■ **ASSIGNMENT**
Every line of the records that holds the word "list" should be copied.

** EXTRACTED DATA follows **

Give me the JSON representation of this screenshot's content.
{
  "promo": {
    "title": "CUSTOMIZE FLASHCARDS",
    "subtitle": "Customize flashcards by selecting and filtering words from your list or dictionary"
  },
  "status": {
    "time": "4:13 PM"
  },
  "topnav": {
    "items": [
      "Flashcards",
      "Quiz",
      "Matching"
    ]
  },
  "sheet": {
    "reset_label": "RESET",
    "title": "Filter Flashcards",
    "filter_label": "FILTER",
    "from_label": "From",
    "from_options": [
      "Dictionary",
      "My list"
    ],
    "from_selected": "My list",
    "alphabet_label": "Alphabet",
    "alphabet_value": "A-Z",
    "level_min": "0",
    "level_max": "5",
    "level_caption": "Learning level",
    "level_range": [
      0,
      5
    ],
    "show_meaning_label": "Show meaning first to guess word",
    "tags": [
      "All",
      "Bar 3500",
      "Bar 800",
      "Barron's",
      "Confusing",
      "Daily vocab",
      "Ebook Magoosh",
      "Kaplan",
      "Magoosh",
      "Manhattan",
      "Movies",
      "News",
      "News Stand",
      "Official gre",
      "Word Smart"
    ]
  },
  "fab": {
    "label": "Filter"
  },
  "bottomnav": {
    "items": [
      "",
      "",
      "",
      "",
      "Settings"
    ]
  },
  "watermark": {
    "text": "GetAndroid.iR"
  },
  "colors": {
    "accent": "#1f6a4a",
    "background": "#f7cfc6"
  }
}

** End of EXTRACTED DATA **

■ **TASK RESPONSE**
    "subtitle": "Customize flashcards by selecting and filtering words from your list or dictionary"
      "My list"
    "from_selected": "My list",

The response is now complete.